Relationships. I’m Out The Other Side of Multiple Dependence.

In 2016 I lost my Husband to heart failure. We had been together for 32 years. He loved me and I him, even through my drinking career, he always had my back. Grief lasted a long time, and I kept asking my departed husband for answers, those of us who have lost a partner either through death or divorce, will know what I mean. With practicalities, DIY, concerns about my business, cars, tradespeople, banks, the list went on and on. It is only in the last 12 months I have stopped – completely. The process of grief is long and finding your feet incredibly difficult.

I have realised that what had happened during our relationship is that I had become, dependent, to the point of co dependency. This year I have started to trust my own judgement, learned how to put shelves up, and much more, believe in my own decisions.

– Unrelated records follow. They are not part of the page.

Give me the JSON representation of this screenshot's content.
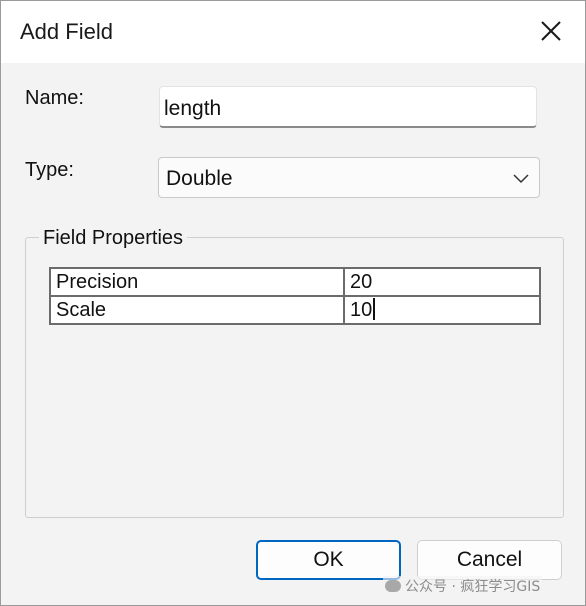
{
  "dialog": {
    "title": "Add Field",
    "close_icon": "close-icon"
  },
  "form": {
    "name_label": "Name:",
    "name_value": "length",
    "type_label": "Type:",
    "type_value": "Double",
    "type_dropdown_icon": "chevron-down-icon"
  },
  "field_properties": {
    "title": "Field Properties",
    "rows": [
      {
        "key": "Precision",
        "value": "20"
      },
      {
        "key": "Scale",
        "value": "10"
      }
    ]
  },
  "buttons": {
    "ok_label": "OK",
    "cancel_label": "Cancel"
  },
  "watermark": {
    "text": "公众号 · 疯狂学习GIS"
  },
  "colors": {
    "accent": "#0067c0",
    "window_bg": "#f3f3f3"
  }
}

Since starting the Couples programme, There is no doubt my situation is not unusual, there are many similarities to mine. I am not suggesting that Michael was manipulative, but I was very easily led by him, just as I was with alcohol. My personality had become one of pleasing, caring about what he would want and others, losing my creative side, which is vivid, probably eccentric, but it’s me.

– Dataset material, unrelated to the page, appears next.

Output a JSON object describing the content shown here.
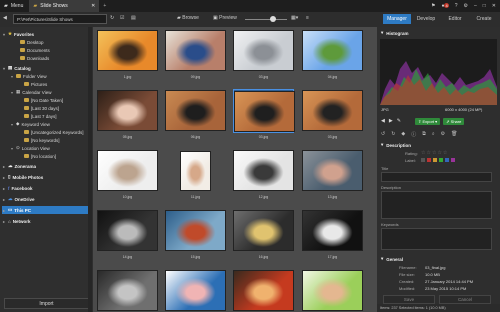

1991 was the start of it. We lost our forever home in the recession of that time, it was more than a house, it was a lifestyle and I was confident, bold and made it everything that I wanted it to be. To lose it was an awful blow to Michael although he wouldn’t show it, for me the insecurity was unbearable, and I became doubtful of everything I thought and couldn’t imagine making a decision alone ever again. My drinking ramped up, adding to the anxiety and low self esteem. By 1995 I had stopped, but was not whole again by any stretch of the imagination.

We rented. Michael always said there was no point nesting in rented property. I went along with him. Any spare money it seemed was spent on his work, his cars, and rightly our sons education. In truth, I wanted to spend on comfy sofas, curtains, decorating, dogs and chickens. I settled for second best. Before I started The Sanctuary studying for my qualifications, I worked all sorts of part time jobs whilst Michael worked away. He was a gypsy really, I should have recognised that, I am a homing pigeon.

I internalised criticism, became defensive, and because of the lifestyle lost assumed that none of my old friends would want to socialise with me. Michael said we had to start again, when actually I should have strived for more independence and control over financial affairs, kept my friends close, and where I saw my life going, rather than everyone else’s.

For the last 5 years of Michaels life I was ostensibly his carer. I had started the Sanctuary, was supporting the family and still not brave enough or I thought, clever enough, to juggle mainstream stuff. I also thought Michael would feel even more useless not having anything to do, I wanted him to keep telling me that everything would be okay, I was doing a good job, HE had to confirm that I was a useful engine.

As of now, I stand alone. I am not looking for a prop, human or otherwise. If I’m not praised every day I don’t care. Alcohol stripped me of my true personality, it made me frightened to be brave and make my own decisions. My marriage might have been long, and this is very hard to admit, for the most part if I had been in the driving seat more often, it could have been much happier, and way more balanced as a partnership. I take the responsibility for that, my drinking most definitely paved the way.

My couples programme does not just come from studying, it comes from experience.

Author: Sarah Turner

Founder of the Harrogate Sanctuary.